For the last 2 1/2 years, the Father of my little people lived away from home 5 nights a week. Last year I was working 4 days a week, pregnant, managing a pretty big renovation & part of the time living with my parents. Not to mention having a newborn.

This year he is back in town, leaving home at 430am every morning & returning home somewhere between 6-7pm. With a crazy 7 year old, an even crazier 5 year old & a 3 month old who is still “witching” at dinner time, meals aren’t always the peaceful event you hope for. As a matter of fact, my 7 year old asked me tonight “why is it so quiet?” with the witching baby being jiggled in the Baby Bjorn while I attempted to cut / boil / cook dinner. It’s harder than you think.

Nevertheless, our method with me generally as a “single mum” with 3 kids is: the boys sit up on bar stools & eat their dinner. I generally pick at the vegetables I’ve presented them (that I know they won’t eat), modelling how much I loooooove cauliflower. At the same time I can stack the dishwasher, talk to the kids & keep moving so the baby doesn’t wake. We are a “no screen” household from Sunday evening til Friday afternoon every week, however this year my son in year 2 is going to have to make PowerPoint Presentations so some screen time will have to happen (nooooo!). Both boys also have some online Maths homework.

During the week, they are exhausted from school & I find that if I’m going to try a new meal, Saturday, Sunday or Monday is best. Tuesday-Thursday they are too tired to want to try new things.
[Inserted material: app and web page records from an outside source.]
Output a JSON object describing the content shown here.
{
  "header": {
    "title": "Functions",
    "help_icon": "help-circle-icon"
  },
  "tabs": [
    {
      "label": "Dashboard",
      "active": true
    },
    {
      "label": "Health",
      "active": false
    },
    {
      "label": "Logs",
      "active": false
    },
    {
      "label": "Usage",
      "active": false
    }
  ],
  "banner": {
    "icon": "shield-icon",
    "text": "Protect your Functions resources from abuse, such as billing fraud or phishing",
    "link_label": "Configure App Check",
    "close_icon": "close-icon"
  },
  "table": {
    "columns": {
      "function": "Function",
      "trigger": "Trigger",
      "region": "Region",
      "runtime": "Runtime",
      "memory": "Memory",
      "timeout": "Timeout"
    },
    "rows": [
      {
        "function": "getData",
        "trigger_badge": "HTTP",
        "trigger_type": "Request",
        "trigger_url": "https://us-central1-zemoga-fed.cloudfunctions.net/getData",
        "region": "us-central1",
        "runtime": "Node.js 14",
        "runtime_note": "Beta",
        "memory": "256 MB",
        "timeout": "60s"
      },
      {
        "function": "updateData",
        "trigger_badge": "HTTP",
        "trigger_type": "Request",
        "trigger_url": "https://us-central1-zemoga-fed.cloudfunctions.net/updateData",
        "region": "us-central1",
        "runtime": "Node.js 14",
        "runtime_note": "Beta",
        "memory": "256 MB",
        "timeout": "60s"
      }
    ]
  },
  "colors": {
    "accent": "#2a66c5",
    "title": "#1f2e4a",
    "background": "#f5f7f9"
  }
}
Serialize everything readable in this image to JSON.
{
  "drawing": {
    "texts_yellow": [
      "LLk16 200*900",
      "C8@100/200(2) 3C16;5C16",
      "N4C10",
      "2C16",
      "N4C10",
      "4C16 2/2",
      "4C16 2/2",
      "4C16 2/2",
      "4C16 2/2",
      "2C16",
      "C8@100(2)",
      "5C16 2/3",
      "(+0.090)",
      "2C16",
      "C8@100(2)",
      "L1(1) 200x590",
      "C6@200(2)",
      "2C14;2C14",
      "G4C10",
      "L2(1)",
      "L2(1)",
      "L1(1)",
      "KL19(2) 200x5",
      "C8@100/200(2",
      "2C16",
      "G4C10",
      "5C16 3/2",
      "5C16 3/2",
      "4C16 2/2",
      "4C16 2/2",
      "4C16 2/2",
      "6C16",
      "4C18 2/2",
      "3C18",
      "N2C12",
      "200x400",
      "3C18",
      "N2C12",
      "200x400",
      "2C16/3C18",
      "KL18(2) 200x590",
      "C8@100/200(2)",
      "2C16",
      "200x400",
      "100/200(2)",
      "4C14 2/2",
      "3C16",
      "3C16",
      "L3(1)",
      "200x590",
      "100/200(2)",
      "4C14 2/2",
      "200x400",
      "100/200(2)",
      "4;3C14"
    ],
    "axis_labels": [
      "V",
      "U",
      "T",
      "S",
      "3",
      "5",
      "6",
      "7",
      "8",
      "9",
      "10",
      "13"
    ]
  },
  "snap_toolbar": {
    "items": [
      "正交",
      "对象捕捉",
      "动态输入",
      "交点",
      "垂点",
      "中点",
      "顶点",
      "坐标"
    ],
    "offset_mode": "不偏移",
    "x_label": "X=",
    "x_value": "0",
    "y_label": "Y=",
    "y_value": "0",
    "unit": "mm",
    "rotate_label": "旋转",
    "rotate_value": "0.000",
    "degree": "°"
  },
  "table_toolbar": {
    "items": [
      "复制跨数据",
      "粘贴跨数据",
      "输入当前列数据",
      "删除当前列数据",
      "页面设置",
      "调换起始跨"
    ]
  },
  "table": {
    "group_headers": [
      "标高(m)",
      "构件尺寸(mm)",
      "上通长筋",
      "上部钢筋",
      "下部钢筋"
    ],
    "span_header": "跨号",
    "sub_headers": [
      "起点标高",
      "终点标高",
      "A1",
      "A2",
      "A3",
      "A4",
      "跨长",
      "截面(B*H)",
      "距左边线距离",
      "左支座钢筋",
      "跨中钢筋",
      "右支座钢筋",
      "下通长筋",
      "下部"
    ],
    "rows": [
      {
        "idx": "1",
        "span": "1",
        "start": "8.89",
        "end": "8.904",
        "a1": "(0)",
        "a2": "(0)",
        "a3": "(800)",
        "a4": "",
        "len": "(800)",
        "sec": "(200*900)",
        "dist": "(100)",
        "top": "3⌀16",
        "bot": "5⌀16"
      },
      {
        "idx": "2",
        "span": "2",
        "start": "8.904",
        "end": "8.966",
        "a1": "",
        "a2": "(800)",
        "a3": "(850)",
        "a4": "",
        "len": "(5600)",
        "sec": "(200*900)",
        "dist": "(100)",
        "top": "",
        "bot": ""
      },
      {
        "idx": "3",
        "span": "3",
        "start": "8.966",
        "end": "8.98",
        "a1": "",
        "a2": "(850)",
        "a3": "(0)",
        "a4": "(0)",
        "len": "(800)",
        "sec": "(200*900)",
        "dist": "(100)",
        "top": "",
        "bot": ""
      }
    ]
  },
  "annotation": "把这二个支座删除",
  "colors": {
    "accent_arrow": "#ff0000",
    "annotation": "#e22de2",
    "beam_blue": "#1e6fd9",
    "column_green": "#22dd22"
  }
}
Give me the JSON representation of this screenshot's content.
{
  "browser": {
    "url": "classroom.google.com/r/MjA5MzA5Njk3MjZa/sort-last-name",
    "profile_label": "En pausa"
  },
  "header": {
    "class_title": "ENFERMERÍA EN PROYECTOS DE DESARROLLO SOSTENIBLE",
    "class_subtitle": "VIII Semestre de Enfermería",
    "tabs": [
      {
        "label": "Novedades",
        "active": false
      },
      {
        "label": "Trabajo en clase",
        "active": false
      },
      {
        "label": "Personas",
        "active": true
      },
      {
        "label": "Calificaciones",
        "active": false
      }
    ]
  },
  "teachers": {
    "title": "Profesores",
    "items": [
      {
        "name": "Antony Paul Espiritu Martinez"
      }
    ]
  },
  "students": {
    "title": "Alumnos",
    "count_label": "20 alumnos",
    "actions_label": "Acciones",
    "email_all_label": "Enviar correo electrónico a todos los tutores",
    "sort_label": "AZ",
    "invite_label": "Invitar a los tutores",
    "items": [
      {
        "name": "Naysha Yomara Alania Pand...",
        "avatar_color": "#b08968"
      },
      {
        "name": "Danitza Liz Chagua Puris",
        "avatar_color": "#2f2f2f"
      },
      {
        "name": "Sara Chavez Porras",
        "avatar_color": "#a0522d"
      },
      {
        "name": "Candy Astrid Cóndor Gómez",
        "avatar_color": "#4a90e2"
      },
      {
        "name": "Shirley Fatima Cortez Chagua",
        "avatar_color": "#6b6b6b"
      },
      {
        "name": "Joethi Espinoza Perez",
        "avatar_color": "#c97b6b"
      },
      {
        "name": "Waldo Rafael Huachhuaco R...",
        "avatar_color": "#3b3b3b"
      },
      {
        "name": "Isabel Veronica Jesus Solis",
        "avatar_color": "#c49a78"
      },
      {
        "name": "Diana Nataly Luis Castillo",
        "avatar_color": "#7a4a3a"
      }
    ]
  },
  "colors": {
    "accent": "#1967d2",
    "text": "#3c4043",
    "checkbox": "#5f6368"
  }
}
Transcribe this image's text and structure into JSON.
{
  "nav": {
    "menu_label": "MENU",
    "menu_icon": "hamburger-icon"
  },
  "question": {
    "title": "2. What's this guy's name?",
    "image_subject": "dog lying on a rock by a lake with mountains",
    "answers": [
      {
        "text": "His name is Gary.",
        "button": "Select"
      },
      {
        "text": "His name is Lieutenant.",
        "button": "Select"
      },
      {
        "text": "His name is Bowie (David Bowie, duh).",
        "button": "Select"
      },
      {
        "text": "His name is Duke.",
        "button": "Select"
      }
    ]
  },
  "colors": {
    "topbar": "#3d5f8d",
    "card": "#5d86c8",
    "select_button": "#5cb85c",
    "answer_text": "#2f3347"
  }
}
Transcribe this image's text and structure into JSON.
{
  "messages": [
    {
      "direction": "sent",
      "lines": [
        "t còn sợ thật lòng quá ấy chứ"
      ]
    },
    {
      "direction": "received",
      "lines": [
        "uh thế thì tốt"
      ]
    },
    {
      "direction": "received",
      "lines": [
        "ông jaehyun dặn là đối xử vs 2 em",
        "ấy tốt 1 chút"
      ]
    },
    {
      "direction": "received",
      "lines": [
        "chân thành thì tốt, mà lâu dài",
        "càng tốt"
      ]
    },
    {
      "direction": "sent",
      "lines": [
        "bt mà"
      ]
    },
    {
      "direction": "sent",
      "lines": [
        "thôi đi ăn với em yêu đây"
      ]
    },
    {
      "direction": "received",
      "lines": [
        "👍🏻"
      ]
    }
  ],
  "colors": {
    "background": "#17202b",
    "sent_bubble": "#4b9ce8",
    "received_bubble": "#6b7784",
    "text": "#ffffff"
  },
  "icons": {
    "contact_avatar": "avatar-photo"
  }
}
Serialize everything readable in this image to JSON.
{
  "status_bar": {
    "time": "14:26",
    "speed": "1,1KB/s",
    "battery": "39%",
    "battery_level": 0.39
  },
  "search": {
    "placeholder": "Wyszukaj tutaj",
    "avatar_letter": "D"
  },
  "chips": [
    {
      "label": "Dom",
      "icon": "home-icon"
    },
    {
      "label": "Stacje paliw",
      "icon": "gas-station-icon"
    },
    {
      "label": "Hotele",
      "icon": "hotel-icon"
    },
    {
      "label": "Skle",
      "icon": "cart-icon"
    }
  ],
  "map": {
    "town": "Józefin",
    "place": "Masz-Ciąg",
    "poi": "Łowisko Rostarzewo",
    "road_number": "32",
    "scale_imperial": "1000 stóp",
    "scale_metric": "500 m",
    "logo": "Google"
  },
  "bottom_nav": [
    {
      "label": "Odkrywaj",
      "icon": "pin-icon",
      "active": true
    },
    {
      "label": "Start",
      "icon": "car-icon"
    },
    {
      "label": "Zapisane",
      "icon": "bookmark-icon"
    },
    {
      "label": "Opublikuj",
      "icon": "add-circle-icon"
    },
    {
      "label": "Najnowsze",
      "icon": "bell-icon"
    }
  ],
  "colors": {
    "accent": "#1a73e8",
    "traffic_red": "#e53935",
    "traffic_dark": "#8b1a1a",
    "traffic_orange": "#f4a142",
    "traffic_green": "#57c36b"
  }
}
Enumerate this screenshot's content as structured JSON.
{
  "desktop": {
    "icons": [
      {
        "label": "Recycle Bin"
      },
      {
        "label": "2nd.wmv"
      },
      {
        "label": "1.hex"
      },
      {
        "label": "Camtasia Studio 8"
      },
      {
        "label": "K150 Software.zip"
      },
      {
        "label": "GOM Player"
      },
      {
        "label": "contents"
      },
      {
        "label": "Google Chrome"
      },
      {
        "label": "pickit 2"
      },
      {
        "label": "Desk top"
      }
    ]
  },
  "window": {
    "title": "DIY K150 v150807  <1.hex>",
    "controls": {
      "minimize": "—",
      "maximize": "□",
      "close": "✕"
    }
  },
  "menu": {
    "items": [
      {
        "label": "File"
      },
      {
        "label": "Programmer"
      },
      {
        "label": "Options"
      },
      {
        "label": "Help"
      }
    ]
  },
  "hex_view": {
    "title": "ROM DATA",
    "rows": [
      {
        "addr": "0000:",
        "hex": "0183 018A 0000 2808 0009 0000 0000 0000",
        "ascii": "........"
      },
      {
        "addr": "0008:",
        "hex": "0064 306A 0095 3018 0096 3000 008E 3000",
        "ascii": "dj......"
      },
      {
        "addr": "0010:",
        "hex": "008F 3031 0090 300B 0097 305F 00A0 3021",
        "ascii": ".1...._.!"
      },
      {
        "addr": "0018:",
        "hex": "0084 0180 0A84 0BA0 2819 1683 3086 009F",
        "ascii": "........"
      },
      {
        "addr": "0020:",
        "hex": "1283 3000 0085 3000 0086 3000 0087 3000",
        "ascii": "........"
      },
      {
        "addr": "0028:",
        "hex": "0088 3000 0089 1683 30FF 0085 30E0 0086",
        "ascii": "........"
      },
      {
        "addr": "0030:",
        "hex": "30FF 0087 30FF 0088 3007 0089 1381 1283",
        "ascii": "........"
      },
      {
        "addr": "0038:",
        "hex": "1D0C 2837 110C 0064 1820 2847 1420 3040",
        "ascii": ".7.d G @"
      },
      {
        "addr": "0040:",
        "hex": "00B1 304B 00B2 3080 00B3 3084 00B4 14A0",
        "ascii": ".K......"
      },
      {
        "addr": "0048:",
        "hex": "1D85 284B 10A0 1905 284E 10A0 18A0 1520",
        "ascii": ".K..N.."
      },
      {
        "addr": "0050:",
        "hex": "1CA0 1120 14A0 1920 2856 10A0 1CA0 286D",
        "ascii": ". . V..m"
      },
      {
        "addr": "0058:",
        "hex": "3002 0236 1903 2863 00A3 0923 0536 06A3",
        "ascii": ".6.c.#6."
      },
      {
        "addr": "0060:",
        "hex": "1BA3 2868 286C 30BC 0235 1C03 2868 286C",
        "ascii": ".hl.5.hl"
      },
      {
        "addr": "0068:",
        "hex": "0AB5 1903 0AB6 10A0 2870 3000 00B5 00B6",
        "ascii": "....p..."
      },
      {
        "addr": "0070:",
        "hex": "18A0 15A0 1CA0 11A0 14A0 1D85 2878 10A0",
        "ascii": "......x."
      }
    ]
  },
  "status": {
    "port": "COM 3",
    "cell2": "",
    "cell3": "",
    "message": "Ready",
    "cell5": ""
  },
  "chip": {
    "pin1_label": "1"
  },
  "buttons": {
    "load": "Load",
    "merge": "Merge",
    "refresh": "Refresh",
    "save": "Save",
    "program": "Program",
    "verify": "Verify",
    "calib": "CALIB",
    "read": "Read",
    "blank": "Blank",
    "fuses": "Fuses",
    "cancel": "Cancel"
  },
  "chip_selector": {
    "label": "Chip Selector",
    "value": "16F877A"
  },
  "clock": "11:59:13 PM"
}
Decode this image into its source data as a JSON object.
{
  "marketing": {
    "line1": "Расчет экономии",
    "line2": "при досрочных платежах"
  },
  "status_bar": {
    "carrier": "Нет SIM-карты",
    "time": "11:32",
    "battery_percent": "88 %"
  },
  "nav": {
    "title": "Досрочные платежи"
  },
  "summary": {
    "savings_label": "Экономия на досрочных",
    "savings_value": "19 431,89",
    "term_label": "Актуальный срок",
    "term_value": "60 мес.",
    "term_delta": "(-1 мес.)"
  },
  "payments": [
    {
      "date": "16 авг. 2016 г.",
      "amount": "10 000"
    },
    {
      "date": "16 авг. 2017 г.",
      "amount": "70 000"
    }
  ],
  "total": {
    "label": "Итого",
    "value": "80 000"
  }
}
I’m guessing many families are similar.

Don’t put too much pressure on yourself – there aren’t too many adults who only eat crumbed fish & spaghetti bolognaise. If you’re going to crumb it, use a healthy crumb – my go to is either straight quinoa flakes; or a combination or quinoa flakes, sesame seeds, chia seeds & almond meal – depending on what we have in the pantry.

Make it fun & colourful. Cut the veggies in a different shape – try sweet potato in wedges one night & discs another; make carrot sticks into match sticks one night & noodles another. Cut long thin pieces of cucumber, or thin discs. Use a spiraliser. Make it different every night. Don’t make a fuss over what isn’t eaten.

Most importantly, be realistic with your expectations – I haven’t eaten meat in nearly 20 years but my sons like meat (currently). I don’t like pasta, they love it. I could eat salad & veggies all day, every day, whereas they feel slightly different! I do sneak veggies into their bolognaise (usually grated cauliflower & zucchini) but that’s more of a nutrient than a taste issue for me.
We agree as a family that sweet potato is the best veggie ever & that frozen bananas make the best smoothies. We all love my crumbed fish & cucumbers.
We all love whole fruit.
My 7 year old & I share a mayonnaise addiction whereas the others don’t see the fuss. It’s the same throughout life- we all know someone who hates coriander right? How about anchovies? I love both but there was a time where neither were on the Menu for me.